- Information on liming developed by the Virginia Department of Conservation and Recreation. http://www.dcr.virginia.gov/document/standardsandcriteria.pdf
Increasing Soil Organic Carbon:
- Resource on managing soil organic matter developed by the Grains Development and Research Corporation of the Australian Government. https://grdc.com.au/__data/assets/pdf_file/0029/107696/grdc-guide-managingsoilorganicmatter-pdf.pdf.pdf.
- Potentials of forage legumes in farming systems of sub-Saharan Africa - Proceedings of a workshop held at ILCA, Addis Ababa, Ethiopia http://www.fao.org/wairdocs/ilri/X5488e/x5488e00.htm#Contents
Phosphorus Fertilization Strategies:
- Improving Phosphorus Fertility in Tropical Soils through Biological Interventions http://ciat-library.ciat.cgiar.org/Articulos_Ciat/DK3724_C037.pdf
- A bulletin developed by the UNFAO on soils and phosphorus fertilizer use. http://www.fao.org/docrep/010/a1595e/a1595e00.htm.
- A bulletin developed by the UNFAO on fertilizers and plant nutrition http://www.fao.org/3/a-aq355e.pdf.
- Use of Phosphate Rocks for Sustainable Agriculture http://www.fao.org/docrep/007/y5053e/y5053e00.htm#Contents
- General information on the sustainable management of soil resources in the humid tropics http://archive.unu.edu/unupress/unupbooks/uu27s
- Methods for testing soil phosphorus developed by USDA-NRCS https://www.nrcs.usda.gov/Internet/FSE_DOCUMENTS/nrcs142p2_051878.pdf
- Rasmussen, C.; Matsuyama, N.; Dahlgren, R. A.; Southard, R. J.; Brauer, N., Soil genesis and mineral transformation across an environmental gradient on andesitic lahar. Soil Science Society of America Journal 2007, 71 (1), 225-237.
- Kosmulski, M., Surface charging and points of zero charge. CRC press: 2009.
- Parks, G. A., The isoelectric points of solid oxides, solid hydroxides, and aqueous hydroxo complex systems. Chem. Rev. 1965, 65 (2), 177-198.
- DCR, V., Virginia Nutrient Management Standards and Criteria. Richmond, VA. 2015.

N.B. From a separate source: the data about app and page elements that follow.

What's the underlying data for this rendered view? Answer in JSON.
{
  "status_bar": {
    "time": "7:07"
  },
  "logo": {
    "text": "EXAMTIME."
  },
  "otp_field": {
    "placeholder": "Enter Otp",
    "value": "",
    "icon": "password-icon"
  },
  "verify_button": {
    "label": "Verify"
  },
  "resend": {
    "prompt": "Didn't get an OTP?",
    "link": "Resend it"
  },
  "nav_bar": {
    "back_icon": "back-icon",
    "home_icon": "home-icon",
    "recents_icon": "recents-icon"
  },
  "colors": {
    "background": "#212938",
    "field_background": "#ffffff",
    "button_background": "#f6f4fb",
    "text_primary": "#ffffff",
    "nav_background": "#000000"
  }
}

- Margenot, A. J.; Singh, B. R.; Rao, I. M.; Sommer, R., Phosphorus fertilization and management in soils of Sub-Saharan Africa. Soil Phosphorus, CRC Press, Boca Raton 2016, 151-208.